◆ **Extracted information**
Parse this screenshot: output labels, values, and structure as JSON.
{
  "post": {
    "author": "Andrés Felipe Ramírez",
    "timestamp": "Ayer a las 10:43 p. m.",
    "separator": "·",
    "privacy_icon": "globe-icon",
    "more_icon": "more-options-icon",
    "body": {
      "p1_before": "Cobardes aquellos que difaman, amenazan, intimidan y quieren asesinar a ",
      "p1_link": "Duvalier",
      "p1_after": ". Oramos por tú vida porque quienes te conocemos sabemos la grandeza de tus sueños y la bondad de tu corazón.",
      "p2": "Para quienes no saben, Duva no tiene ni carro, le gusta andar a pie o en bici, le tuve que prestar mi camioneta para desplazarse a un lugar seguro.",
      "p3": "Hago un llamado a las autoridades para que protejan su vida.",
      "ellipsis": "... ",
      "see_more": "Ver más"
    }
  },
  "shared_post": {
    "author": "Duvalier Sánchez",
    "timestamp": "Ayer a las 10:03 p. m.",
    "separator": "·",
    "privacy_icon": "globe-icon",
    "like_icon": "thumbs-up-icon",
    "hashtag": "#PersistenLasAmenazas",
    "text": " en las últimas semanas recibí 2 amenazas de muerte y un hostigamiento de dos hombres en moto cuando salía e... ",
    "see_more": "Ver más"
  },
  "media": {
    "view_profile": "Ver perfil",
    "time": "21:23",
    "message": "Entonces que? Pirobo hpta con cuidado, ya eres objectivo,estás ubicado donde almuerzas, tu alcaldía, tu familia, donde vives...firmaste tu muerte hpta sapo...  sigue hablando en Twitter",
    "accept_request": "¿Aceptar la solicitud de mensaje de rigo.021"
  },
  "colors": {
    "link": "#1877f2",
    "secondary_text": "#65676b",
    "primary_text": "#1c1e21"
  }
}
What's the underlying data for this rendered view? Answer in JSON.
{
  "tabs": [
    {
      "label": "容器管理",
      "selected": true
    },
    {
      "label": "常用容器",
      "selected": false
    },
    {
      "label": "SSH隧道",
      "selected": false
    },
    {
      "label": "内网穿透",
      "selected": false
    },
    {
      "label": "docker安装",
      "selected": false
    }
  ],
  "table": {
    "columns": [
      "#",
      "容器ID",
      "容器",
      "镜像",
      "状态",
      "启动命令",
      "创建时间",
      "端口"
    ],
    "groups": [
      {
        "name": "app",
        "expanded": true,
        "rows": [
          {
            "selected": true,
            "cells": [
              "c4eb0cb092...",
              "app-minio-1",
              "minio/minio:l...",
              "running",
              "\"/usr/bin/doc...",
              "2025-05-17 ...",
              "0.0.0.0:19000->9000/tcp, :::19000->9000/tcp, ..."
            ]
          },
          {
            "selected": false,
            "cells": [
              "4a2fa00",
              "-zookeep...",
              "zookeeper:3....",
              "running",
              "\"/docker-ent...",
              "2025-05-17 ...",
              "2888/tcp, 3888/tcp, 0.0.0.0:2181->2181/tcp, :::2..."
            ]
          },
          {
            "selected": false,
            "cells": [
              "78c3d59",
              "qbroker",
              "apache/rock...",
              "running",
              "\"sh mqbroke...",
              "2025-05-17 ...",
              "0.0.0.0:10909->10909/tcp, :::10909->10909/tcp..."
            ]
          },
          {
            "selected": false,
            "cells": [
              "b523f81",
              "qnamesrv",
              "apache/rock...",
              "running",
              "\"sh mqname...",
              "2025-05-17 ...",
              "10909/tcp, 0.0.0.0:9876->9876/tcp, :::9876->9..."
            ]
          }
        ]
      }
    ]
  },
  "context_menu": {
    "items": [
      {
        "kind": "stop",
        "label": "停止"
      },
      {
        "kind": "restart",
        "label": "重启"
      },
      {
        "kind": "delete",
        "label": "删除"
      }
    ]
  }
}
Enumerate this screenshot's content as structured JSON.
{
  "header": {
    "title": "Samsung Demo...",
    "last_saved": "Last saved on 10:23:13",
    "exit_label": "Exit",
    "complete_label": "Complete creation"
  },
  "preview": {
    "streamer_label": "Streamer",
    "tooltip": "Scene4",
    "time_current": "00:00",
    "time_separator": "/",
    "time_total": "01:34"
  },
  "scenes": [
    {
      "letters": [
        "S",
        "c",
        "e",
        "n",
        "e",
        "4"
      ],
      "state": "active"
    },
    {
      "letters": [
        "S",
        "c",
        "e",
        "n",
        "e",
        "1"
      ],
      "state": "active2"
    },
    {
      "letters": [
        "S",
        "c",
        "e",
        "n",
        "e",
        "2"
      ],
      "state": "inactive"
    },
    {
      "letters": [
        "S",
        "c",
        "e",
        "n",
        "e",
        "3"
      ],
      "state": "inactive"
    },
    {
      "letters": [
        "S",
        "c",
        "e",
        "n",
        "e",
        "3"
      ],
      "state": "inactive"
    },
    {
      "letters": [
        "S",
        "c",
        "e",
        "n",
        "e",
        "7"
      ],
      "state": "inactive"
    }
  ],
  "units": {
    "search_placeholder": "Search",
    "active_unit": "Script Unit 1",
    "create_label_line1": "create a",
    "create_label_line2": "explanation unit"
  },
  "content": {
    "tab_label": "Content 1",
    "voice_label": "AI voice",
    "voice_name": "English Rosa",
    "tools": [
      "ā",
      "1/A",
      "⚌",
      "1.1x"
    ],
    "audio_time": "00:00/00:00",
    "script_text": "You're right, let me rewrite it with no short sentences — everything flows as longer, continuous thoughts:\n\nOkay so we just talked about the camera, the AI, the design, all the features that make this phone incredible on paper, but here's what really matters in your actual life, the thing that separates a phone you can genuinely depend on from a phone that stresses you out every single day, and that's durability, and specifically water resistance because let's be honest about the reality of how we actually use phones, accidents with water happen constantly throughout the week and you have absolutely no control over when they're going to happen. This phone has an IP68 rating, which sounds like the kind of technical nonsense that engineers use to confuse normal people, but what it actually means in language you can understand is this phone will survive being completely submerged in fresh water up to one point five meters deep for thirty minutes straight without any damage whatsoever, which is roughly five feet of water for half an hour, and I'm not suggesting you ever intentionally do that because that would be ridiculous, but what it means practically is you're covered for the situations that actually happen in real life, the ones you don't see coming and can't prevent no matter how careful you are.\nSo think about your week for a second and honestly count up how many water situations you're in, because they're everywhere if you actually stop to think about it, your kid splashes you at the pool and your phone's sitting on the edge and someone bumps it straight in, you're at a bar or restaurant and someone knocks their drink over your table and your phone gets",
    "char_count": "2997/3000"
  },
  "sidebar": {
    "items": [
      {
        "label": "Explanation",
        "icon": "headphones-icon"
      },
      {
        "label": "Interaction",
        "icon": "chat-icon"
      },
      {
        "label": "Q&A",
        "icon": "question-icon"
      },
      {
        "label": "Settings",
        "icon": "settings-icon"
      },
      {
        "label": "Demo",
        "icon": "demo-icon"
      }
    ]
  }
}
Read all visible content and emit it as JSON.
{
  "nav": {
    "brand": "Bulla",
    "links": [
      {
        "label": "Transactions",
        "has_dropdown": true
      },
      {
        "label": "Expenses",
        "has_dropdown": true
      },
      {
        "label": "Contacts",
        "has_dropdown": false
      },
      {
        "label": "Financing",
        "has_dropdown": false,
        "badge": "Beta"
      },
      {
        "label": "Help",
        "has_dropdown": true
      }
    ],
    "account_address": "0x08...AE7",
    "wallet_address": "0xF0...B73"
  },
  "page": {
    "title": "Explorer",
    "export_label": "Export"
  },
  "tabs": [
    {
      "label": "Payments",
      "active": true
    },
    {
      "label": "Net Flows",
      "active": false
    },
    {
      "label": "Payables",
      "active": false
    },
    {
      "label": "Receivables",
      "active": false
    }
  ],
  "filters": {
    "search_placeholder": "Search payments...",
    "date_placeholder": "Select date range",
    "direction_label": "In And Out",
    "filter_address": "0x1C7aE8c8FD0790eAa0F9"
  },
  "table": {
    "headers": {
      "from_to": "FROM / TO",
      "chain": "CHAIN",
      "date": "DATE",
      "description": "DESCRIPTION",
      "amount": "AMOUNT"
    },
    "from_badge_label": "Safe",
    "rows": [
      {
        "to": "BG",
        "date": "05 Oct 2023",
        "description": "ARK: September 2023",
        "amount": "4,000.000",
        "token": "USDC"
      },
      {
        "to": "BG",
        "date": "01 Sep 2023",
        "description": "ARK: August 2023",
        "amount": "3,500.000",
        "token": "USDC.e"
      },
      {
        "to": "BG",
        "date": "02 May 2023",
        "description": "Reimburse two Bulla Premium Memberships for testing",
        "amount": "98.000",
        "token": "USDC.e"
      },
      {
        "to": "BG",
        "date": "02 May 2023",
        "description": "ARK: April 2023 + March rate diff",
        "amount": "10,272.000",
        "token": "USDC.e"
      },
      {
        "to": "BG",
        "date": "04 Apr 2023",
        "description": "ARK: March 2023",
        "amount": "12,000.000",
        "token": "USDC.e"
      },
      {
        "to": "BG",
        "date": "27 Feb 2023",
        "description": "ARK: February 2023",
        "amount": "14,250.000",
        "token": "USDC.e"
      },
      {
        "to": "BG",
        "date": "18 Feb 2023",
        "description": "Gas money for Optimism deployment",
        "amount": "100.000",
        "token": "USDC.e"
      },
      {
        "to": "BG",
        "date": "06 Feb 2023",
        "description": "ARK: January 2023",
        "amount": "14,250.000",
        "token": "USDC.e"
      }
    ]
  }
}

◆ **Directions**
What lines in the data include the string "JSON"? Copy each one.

◆ **Finished exercise**
Parse this screenshot: output labels, values, and structure as JSON.
What's the underlying data for this rendered view? Answer in JSON.
Enumerate this screenshot's content as structured JSON.
Read all visible content and emit it as JSON.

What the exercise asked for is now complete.